- PROBLEM REQUIREMENTS: Where the string "keys" appears in a line of the data, show that line.

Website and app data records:
◇ ◇ ◇

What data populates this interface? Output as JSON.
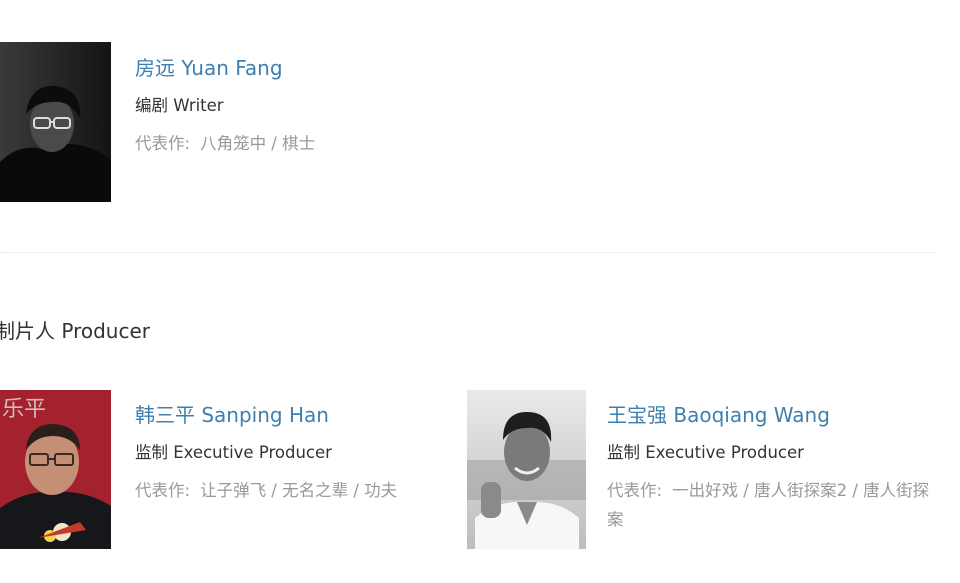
{
  "writers": [
    {
      "name": "房远 Yuan Fang",
      "role": "编剧 Writer",
      "works_prefix": "代表作:",
      "works": "八角笼中 / 棋士"
    }
  ],
  "producers_section": {
    "title": "制片人 Producer",
    "people": [
      {
        "name": "韩三平 Sanping Han",
        "role": "监制 Executive Producer",
        "works_prefix": "代表作:",
        "works": "让子弹飞 / 无名之辈 / 功夫"
      },
      {
        "name": "王宝强 Baoqiang Wang",
        "role": "监制 Executive Producer",
        "works_prefix": "代表作:",
        "works": "一出好戏 / 唐人街探案2 / 唐人街探案"
      }
    ]
  }
}
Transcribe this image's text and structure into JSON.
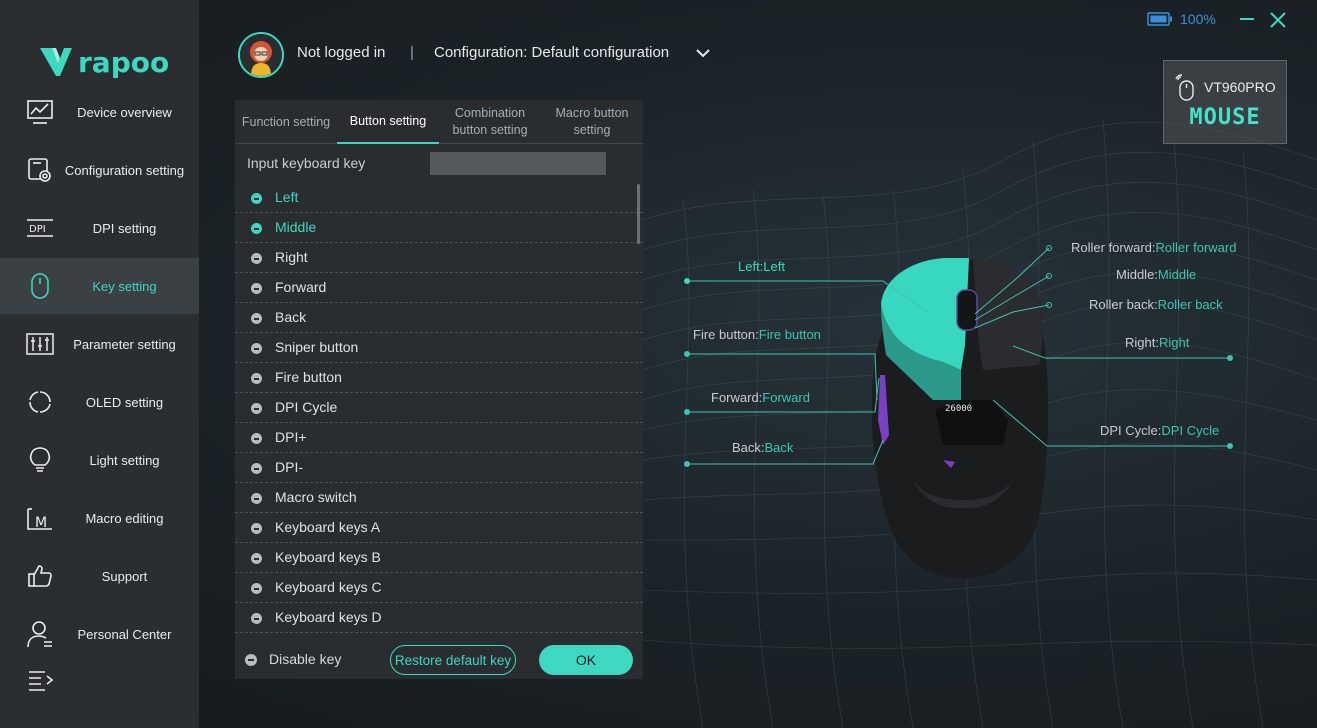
{
  "sidebar": {
    "logo_text": "rapoo",
    "items": [
      {
        "label": "Device overview",
        "icon": "monitor-chart-icon"
      },
      {
        "label": "Configuration setting",
        "icon": "config-gear-icon"
      },
      {
        "label": "DPI setting",
        "icon": "dpi-icon",
        "icon_text": "DPI"
      },
      {
        "label": "Key setting",
        "icon": "mouse-icon",
        "active": true
      },
      {
        "label": "Parameter setting",
        "icon": "sliders-icon"
      },
      {
        "label": "OLED setting",
        "icon": "refresh-circle-icon"
      },
      {
        "label": "Light setting",
        "icon": "lightbulb-icon"
      },
      {
        "label": "Macro editing",
        "icon": "macro-icon",
        "icon_text": "M"
      },
      {
        "label": "Support",
        "icon": "thumbs-up-icon"
      },
      {
        "label": "Personal Center",
        "icon": "user-icon"
      }
    ]
  },
  "header": {
    "login_status": "Not logged in",
    "separator": "|",
    "configuration": "Configuration: Default configuration"
  },
  "window": {
    "battery": "100%",
    "battery_color": "#3a8fd8"
  },
  "device": {
    "name": "VT960PRO",
    "type": "MOUSE"
  },
  "panel": {
    "tabs": [
      {
        "label": "Function setting"
      },
      {
        "label": "Button setting",
        "active": true
      },
      {
        "label": "Combination button setting"
      },
      {
        "label": "Macro button setting"
      }
    ],
    "input_label": "Input keyboard key",
    "input_value": "",
    "keys": [
      {
        "label": "Left",
        "selected": true
      },
      {
        "label": "Middle",
        "highlight": true
      },
      {
        "label": "Right"
      },
      {
        "label": "Forward"
      },
      {
        "label": "Back"
      },
      {
        "label": "Sniper button"
      },
      {
        "label": "Fire button"
      },
      {
        "label": "DPI Cycle"
      },
      {
        "label": "DPI+"
      },
      {
        "label": "DPI-"
      },
      {
        "label": "Macro switch"
      },
      {
        "label": "Keyboard keys A"
      },
      {
        "label": "Keyboard keys B"
      },
      {
        "label": "Keyboard keys C"
      },
      {
        "label": "Keyboard keys D"
      }
    ],
    "disable_label": "Disable key",
    "restore_label": "Restore default key",
    "ok_label": "OK"
  },
  "mouse_map": {
    "left": {
      "key": "Left:",
      "value": "Left"
    },
    "fire": {
      "key": "Fire button:",
      "value": "Fire button"
    },
    "forward": {
      "key": "Forward:",
      "value": "Forward"
    },
    "back": {
      "key": "Back:",
      "value": "Back"
    },
    "roller_forward": {
      "key": "Roller forward:",
      "value": "Roller forward"
    },
    "middle": {
      "key": "Middle:",
      "value": "Middle"
    },
    "roller_back": {
      "key": "Roller back:",
      "value": "Roller back"
    },
    "right": {
      "key": "Right:",
      "value": "Right"
    },
    "dpi_cycle": {
      "key": "DPI Cycle:",
      "value": "DPI Cycle"
    },
    "oled_text": "26000"
  },
  "colors": {
    "accent": "#3ed7c0",
    "sidebar_bg": "#2b2e31",
    "panel_bg": "#2a2d30",
    "purple": "#7b3fc4"
  }
}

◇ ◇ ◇

- ANSWER FOR THE TASK:
    "keys": [
        "label": "Keyboard keys A"
        "label": "Keyboard keys B"
        "label": "Keyboard keys C"
        "label": "Keyboard keys D"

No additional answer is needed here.